Before the war, several excellent "air conditioners" were on the market. These either recirculated the air in the room, cooling and dehydrating it, or else. brought in fresh air from the outside, filtering it as well. To the best of our knowledge, there was only one that removed all the pollen, which it did by precipitating it electrostatically as the air was drawn between two charged plates. Of the other "conditioners," some made no pretense of filtration while others did a fairly good but not complete job of it. These units were designed to "condition" one room and were semi-portable. Elaborate plants for conditioning the air for the whole house were also available, but they had to be built into the house and could not be installed easily in a house already in existence.
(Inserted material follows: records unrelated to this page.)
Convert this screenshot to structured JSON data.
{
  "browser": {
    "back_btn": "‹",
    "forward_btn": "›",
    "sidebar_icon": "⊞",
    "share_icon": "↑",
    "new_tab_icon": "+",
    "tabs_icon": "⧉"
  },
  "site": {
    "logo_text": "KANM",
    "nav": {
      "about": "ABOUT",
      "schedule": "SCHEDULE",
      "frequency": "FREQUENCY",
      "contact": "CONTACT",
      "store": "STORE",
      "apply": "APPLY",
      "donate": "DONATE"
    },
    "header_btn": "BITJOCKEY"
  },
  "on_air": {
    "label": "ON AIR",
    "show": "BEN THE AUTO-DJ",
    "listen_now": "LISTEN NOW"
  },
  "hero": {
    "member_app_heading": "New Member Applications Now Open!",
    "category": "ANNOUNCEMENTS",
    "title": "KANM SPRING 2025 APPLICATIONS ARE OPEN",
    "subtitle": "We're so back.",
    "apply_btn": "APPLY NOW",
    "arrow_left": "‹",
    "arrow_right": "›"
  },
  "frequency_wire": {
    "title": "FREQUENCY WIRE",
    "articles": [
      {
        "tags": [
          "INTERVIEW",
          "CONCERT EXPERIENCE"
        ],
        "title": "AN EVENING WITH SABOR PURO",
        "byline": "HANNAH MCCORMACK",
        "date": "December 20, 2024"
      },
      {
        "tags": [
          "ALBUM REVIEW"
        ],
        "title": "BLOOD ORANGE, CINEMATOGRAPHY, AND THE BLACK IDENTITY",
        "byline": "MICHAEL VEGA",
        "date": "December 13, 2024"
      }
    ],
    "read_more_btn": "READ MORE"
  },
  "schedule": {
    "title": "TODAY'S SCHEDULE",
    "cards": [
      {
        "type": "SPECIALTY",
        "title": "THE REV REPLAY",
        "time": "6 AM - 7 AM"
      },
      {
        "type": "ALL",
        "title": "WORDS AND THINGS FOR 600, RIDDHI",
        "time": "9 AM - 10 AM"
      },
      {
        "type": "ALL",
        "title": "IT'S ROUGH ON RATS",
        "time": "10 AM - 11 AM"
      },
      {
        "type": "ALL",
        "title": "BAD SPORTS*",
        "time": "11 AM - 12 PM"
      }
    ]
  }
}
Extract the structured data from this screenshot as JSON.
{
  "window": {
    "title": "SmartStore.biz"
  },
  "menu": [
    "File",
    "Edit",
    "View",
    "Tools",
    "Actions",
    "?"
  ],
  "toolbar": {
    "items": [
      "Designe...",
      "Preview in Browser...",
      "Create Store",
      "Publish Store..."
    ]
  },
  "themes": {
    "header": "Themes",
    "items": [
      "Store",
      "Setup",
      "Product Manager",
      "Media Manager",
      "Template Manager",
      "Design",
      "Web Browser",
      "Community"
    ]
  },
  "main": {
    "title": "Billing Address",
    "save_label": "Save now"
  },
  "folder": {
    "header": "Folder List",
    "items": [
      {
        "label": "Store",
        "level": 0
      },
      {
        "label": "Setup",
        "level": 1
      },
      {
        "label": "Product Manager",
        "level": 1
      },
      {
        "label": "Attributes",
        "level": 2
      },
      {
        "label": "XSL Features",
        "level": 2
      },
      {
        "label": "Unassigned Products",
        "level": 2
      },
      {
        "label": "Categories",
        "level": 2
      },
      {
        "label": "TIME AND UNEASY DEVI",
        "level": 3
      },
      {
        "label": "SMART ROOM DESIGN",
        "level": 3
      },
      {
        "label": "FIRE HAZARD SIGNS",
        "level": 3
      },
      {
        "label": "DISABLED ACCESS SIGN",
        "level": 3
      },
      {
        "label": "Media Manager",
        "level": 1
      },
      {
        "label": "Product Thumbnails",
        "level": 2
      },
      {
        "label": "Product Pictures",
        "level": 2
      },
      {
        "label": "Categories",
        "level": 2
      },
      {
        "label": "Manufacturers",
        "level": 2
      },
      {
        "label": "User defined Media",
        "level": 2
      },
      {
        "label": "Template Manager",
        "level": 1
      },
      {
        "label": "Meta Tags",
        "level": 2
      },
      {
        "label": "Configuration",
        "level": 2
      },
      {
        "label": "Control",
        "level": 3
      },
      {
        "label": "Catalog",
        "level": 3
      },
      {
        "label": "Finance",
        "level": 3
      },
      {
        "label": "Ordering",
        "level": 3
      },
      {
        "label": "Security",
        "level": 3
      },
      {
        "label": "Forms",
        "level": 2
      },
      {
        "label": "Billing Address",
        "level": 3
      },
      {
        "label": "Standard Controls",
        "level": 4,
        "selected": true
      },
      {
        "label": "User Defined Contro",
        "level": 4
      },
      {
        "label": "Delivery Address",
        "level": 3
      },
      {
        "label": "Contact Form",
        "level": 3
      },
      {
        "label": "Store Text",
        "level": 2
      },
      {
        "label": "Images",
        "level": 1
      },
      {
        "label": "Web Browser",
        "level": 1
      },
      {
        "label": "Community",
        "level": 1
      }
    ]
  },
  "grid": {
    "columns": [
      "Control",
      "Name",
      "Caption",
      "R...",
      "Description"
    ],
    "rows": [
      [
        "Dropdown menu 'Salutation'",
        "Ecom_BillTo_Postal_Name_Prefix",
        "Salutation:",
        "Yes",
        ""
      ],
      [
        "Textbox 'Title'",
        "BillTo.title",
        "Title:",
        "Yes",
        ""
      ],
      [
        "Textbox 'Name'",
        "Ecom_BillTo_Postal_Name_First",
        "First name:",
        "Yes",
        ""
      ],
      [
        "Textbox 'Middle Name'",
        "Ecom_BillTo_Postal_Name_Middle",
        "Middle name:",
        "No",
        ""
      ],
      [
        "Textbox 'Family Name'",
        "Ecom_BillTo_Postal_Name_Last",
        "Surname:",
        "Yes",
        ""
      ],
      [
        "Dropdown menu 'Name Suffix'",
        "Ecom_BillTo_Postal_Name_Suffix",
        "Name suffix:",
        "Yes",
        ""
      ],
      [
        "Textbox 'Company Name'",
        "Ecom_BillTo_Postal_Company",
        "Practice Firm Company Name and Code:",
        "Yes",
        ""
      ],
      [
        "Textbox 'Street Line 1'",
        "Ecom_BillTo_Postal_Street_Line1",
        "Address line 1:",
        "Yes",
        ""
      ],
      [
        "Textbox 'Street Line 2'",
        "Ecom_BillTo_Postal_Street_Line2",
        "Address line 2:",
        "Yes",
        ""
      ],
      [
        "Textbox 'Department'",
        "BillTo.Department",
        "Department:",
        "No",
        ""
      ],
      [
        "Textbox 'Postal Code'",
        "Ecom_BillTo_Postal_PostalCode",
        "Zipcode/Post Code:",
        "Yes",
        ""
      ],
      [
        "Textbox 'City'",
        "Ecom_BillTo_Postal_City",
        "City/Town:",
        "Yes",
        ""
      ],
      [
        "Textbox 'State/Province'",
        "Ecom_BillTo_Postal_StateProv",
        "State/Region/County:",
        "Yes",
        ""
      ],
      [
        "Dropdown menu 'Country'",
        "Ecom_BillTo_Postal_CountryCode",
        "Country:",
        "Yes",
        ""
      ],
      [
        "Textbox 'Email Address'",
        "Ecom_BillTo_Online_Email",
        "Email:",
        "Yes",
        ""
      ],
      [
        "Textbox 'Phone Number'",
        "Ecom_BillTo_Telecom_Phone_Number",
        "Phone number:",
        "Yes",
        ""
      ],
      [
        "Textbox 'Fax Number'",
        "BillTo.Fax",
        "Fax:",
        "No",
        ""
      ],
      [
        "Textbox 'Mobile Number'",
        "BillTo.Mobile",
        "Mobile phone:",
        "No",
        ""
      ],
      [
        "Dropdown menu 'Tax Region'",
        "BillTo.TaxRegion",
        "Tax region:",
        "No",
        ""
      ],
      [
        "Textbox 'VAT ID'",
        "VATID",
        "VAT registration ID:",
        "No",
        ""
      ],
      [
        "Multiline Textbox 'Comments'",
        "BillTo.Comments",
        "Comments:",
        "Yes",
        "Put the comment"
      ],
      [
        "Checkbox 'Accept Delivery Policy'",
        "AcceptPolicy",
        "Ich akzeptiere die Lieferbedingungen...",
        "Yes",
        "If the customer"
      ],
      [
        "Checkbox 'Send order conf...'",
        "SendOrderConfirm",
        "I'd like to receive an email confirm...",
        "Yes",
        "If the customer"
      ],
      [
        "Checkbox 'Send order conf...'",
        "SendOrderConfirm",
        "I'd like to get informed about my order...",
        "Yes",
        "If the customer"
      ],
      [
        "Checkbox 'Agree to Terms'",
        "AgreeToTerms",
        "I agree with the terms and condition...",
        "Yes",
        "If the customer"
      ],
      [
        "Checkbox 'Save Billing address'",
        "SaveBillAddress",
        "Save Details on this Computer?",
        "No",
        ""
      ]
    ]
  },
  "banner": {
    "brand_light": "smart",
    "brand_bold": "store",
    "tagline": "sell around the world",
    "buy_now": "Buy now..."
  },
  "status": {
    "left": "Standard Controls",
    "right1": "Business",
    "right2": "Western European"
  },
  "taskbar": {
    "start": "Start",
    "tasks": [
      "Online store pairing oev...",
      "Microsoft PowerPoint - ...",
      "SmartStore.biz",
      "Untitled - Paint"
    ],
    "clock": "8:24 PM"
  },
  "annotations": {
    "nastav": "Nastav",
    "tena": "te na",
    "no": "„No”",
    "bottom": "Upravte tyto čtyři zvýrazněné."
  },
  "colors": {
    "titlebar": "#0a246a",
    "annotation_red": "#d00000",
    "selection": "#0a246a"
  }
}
The disadvantage of these machines is that for the most part they do not filter the air completely; some pollen re-mains. They are expensive and most people could not afford them. Also, to obtain relief, it is necessary for the person to be confined in one room; if you have to take a vacation, why take it in one room? Most of the machines make an appreciable noise which is not pleasant to have with one constantly. Despite these disadvantages, there is much to be said for the air conditioner. The worst symptoms of hay fever usually come during the evening and early morning when it is entirely practical to be in one's room. By giving the patient a good night's rest, he may be enabled to avoid much of the fatigue that is often associated with hay fever. The hay fever sufferer usually feels better in a dry cool atmosphere than in a warm humid one. At present, such machines can not be purchased. But when the war is over, they will again be on the market and doubtless in improved and cheaper models.